Exercise materials section start

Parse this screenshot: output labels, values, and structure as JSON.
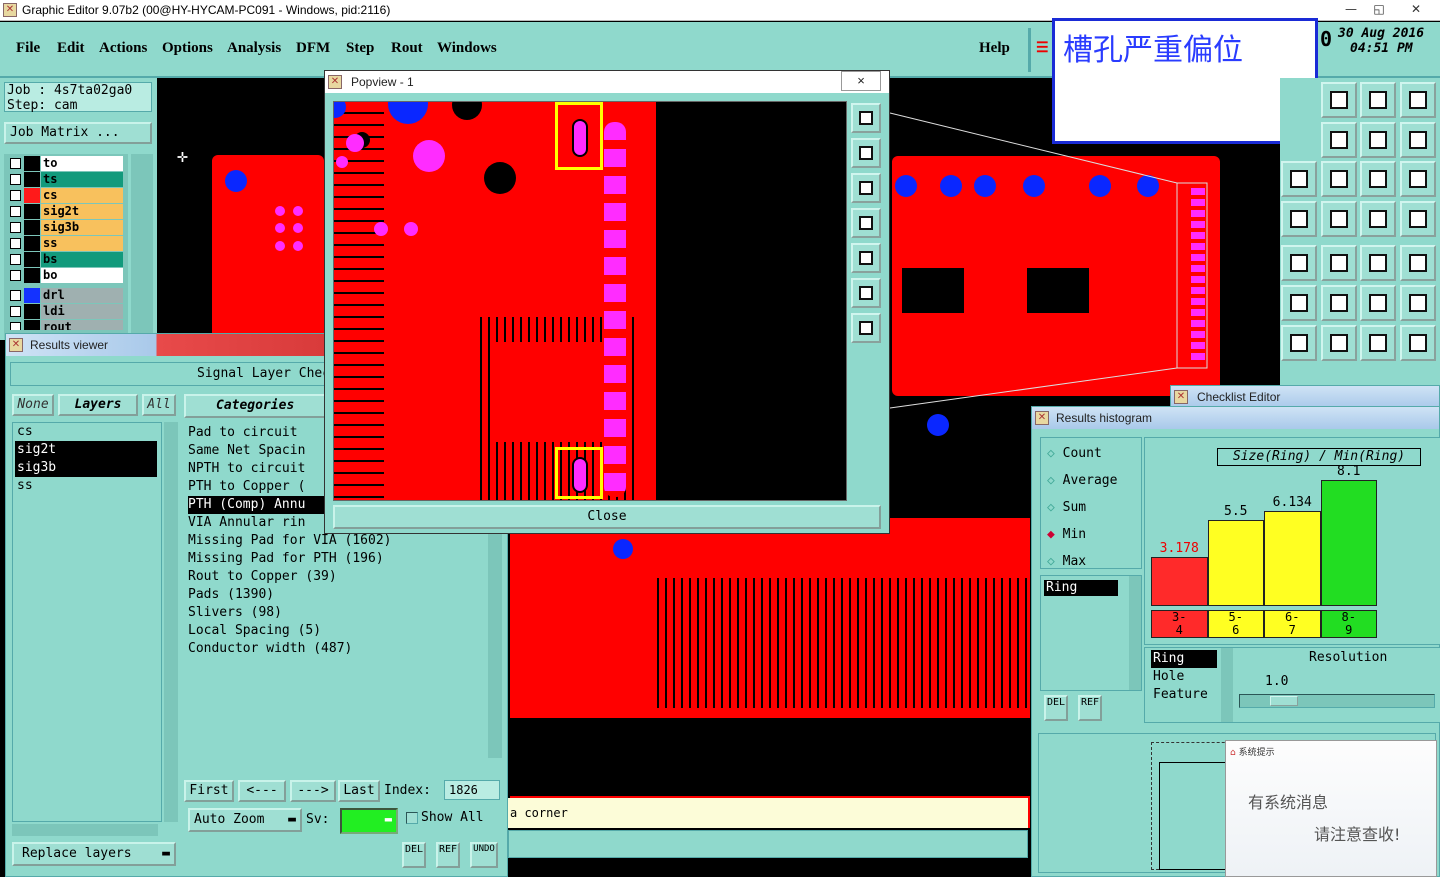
{
  "window": {
    "title": "Graphic Editor 9.07b2 (00@HY-HYCAM-PC091 - Windows, pid:2116)",
    "minimize": "—",
    "restore": "◱",
    "close": "✕"
  },
  "menu": [
    "File",
    "Edit",
    "Actions",
    "Options",
    "Analysis",
    "DFM",
    "Step",
    "Rout",
    "Windows"
  ],
  "help": "Help",
  "datetime": {
    "date": "30 Aug 2016",
    "time": "04:51 PM",
    "prefix": "0"
  },
  "annotation": {
    "text": "槽孔严重偏位"
  },
  "job": {
    "job_label": "Job : 4s7ta02ga0",
    "step_label": "Step: cam",
    "matrix_button": "Job Matrix ..."
  },
  "layers": [
    {
      "name": "to",
      "color": "#ffffff",
      "swatch": "#000000"
    },
    {
      "name": "ts",
      "color": "#129a7c",
      "swatch": "#000000"
    },
    {
      "name": "cs",
      "color": "#f8c15d",
      "swatch": "#ff1a1a"
    },
    {
      "name": "sig2t",
      "color": "#f8c15d",
      "swatch": "#000000"
    },
    {
      "name": "sig3b",
      "color": "#f8c15d",
      "swatch": "#000000"
    },
    {
      "name": "ss",
      "color": "#f8c15d",
      "swatch": "#000000"
    },
    {
      "name": "bs",
      "color": "#129a7c",
      "swatch": "#000000"
    },
    {
      "name": "bo",
      "color": "#ffffff",
      "swatch": "#000000"
    },
    {
      "name": "drl",
      "color": "#9fb0b0",
      "swatch": "#1432ff"
    },
    {
      "name": "ldi",
      "color": "#9fb0b0",
      "swatch": "#000000"
    },
    {
      "name": "rout",
      "color": "#9fb0b0",
      "swatch": "#000000"
    }
  ],
  "results_viewer": {
    "title": "Results viewer",
    "header": "Signal Layer Checks",
    "none_btn": "None",
    "layers_btn": "Layers",
    "all_btn": "All",
    "categories_label": "Categories",
    "layer_list": [
      {
        "name": "cs",
        "selected": false
      },
      {
        "name": "sig2t",
        "selected": true
      },
      {
        "name": "sig3b",
        "selected": true
      },
      {
        "name": "ss",
        "selected": false
      }
    ],
    "categories": [
      {
        "text": "Pad to circuit",
        "selected": false
      },
      {
        "text": "Same Net Spacin",
        "selected": false
      },
      {
        "text": "NPTH to circuit",
        "selected": false
      },
      {
        "text": "PTH to Copper (",
        "selected": false
      },
      {
        "text": "PTH (Comp) Annu",
        "selected": true
      },
      {
        "text": "VIA Annular rin",
        "selected": false
      },
      {
        "text": "Missing Pad for VIA (1602)",
        "selected": false
      },
      {
        "text": "Missing Pad for PTH (196)",
        "selected": false
      },
      {
        "text": "Rout to Copper (39)",
        "selected": false
      },
      {
        "text": "Pads (1390)",
        "selected": false
      },
      {
        "text": "Slivers (98)",
        "selected": false
      },
      {
        "text": "Local Spacing (5)",
        "selected": false
      },
      {
        "text": "Conductor width (487)",
        "selected": false
      }
    ],
    "first_btn": "First",
    "prev_btn": "<---",
    "next_btn": "--->",
    "last_btn": "Last",
    "index_label": "Index:",
    "index_value": "1826",
    "zoom_option": "Auto Zoom",
    "sv_label": "Sv:",
    "show_all": "Show All",
    "replace_layers": "Replace layers",
    "del": "DEL",
    "ref": "REF",
    "undo": "UNDO"
  },
  "popview": {
    "title": "Popview - 1",
    "close_btn": "Close",
    "close_x": "×"
  },
  "status": {
    "text": "a corner"
  },
  "checklist": {
    "title": "Checklist Editor"
  },
  "histogram": {
    "title": "Results histogram",
    "options": [
      {
        "label": "Count",
        "selected": false
      },
      {
        "label": "Average",
        "selected": false
      },
      {
        "label": "Sum",
        "selected": false
      },
      {
        "label": "Min",
        "selected": true
      },
      {
        "label": "Max",
        "selected": false
      }
    ],
    "measure_selected": "Ring",
    "del": "DEL",
    "ref": "REF",
    "chart_title": "Size(Ring) / Min(Ring)",
    "resolution_label": "Resolution",
    "resolution_value": "1.0",
    "attributes": [
      "Ring",
      "Hole",
      "Feature"
    ]
  },
  "chart_data": {
    "type": "bar",
    "title": "Size(Ring) / Min(Ring)",
    "categories": [
      "3-\n4",
      "5-\n6",
      "6-\n7",
      "8-\n9"
    ],
    "values": [
      3.178,
      5.5,
      6.134,
      8.1
    ],
    "value_labels": [
      "3.178",
      "5.5",
      "6.134",
      "8.1"
    ],
    "colors": [
      "#ff2a2a",
      "#ffff22",
      "#ffff22",
      "#22dd22"
    ],
    "ylim": [
      0,
      8.1
    ]
  },
  "notify": {
    "header": "系统提示",
    "line1": "有系统消息",
    "line2": "请注意查收!"
  }
}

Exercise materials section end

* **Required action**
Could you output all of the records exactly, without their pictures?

* **Expected answer**
Parse this screenshot: output labels, values, and structure as JSON.
{
  "window": {
    "title": "Graphic Editor 9.07b2 (00@HY-HYCAM-PC091 - Windows, pid:2116)",
    "minimize": "—",
    "restore": "◱",
    "close": "✕"
  },
  "menu": [
    "File",
    "Edit",
    "Actions",
    "Options",
    "Analysis",
    "DFM",
    "Step",
    "Rout",
    "Windows"
  ],
  "help": "Help",
  "datetime": {
    "date": "30 Aug 2016",
    "time": "04:51 PM",
    "prefix": "0"
  },
  "annotation": {
    "text": "槽孔严重偏位"
  },
  "job": {
    "job_label": "Job : 4s7ta02ga0",
    "step_label": "Step: cam",
    "matrix_button": "Job Matrix ..."
  },
  "layers": [
    {
      "name": "to",
      "color": "#ffffff",
      "swatch": "#000000"
    },
    {
      "name": "ts",
      "color": "#129a7c",
      "swatch": "#000000"
    },
    {
      "name": "cs",
      "color": "#f8c15d",
      "swatch": "#ff1a1a"
    },
    {
      "name": "sig2t",
      "color": "#f8c15d",
      "swatch": "#000000"
    },
    {
      "name": "sig3b",
      "color": "#f8c15d",
      "swatch": "#000000"
    },
    {
      "name": "ss",
      "color": "#f8c15d",
      "swatch": "#000000"
    },
    {
      "name": "bs",
      "color": "#129a7c",
      "swatch": "#000000"
    },
    {
      "name": "bo",
      "color": "#ffffff",
      "swatch": "#000000"
    },
    {
      "name": "drl",
      "color": "#9fb0b0",
      "swatch": "#1432ff"
    },
    {
      "name": "ldi",
      "color": "#9fb0b0",
      "swatch": "#000000"
    },
    {
      "name": "rout",
      "color": "#9fb0b0",
      "swatch": "#000000"
    }
  ],
  "results_viewer": {
    "title": "Results viewer",
    "header": "Signal Layer Checks",
    "none_btn": "None",
    "layers_btn": "Layers",
    "all_btn": "All",
    "categories_label": "Categories",
    "layer_list": [
      {
        "name": "cs",
        "selected": false
      },
      {
        "name": "sig2t",
        "selected": true
      },
      {
        "name": "sig3b",
        "selected": true
      },
      {
        "name": "ss",
        "selected": false
      }
    ],
    "categories": [
      {
        "text": "Pad to circuit",
        "selected": false
      },
      {
        "text": "Same Net Spacin",
        "selected": false
      },
      {
        "text": "NPTH to circuit",
        "selected": false
      },
      {
        "text": "PTH to Copper (",
        "selected": false
      },
      {
        "text": "PTH (Comp) Annu",
        "selected": true
      },
      {
        "text": "VIA Annular rin",
        "selected": false
      },
      {
        "text": "Missing Pad for VIA (1602)",
        "selected": false
      },
      {
        "text": "Missing Pad for PTH (196)",
        "selected": false
      },
      {
        "text": "Rout to Copper (39)",
        "selected": false
      },
      {
        "text": "Pads (1390)",
        "selected": false
      },
      {
        "text": "Slivers (98)",
        "selected": false
      },
      {
        "text": "Local Spacing (5)",
        "selected": false
      },
      {
        "text": "Conductor width (487)",
        "selected": false
      }
    ],
    "first_btn": "First",
    "prev_btn": "<---",
    "next_btn": "--->",
    "last_btn": "Last",
    "index_label": "Index:",
    "index_value": "1826",
    "zoom_option": "Auto Zoom",
    "sv_label": "Sv:",
    "show_all": "Show All",
    "replace_layers": "Replace layers",
    "del": "DEL",
    "ref": "REF",
    "undo": "UNDO"
  },
  "popview": {
    "title": "Popview - 1",
    "close_btn": "Close",
    "close_x": "×"
  },
  "status": {
    "text": "a corner"
  },
  "checklist": {
    "title": "Checklist Editor"
  },
  "histogram": {
    "title": "Results histogram",
    "options": [
      {
        "label": "Count",
        "selected": false
      },
      {
        "label": "Average",
        "selected": false
      },
      {
        "label": "Sum",
        "selected": false
      },
      {
        "label": "Min",
        "selected": true
      },
      {
        "label": "Max",
        "selected": false
      }
    ],
    "measure_selected": "Ring",
    "del": "DEL",
    "ref": "REF",
    "chart_title": "Size(Ring) / Min(Ring)",
    "resolution_label": "Resolution",
    "resolution_value": "1.0",
    "attributes": [
      "Ring",
      "Hole",
      "Feature"
    ]
  },
  "chart_data": {
    "type": "bar",
    "title": "Size(Ring) / Min(Ring)",
    "categories": [
      "3-\n4",
      "5-\n6",
      "6-\n7",
      "8-\n9"
    ],
    "values": [
      3.178,
      5.5,
      6.134,
      8.1
    ],
    "value_labels": [
      "3.178",
      "5.5",
      "6.134",
      "8.1"
    ],
    "colors": [
      "#ff2a2a",
      "#ffff22",
      "#ffff22",
      "#22dd22"
    ],
    "ylim": [
      0,
      8.1
    ]
  },
  "notify": {
    "header": "系统提示",
    "line1": "有系统消息",
    "line2": "请注意查收!"
  }
}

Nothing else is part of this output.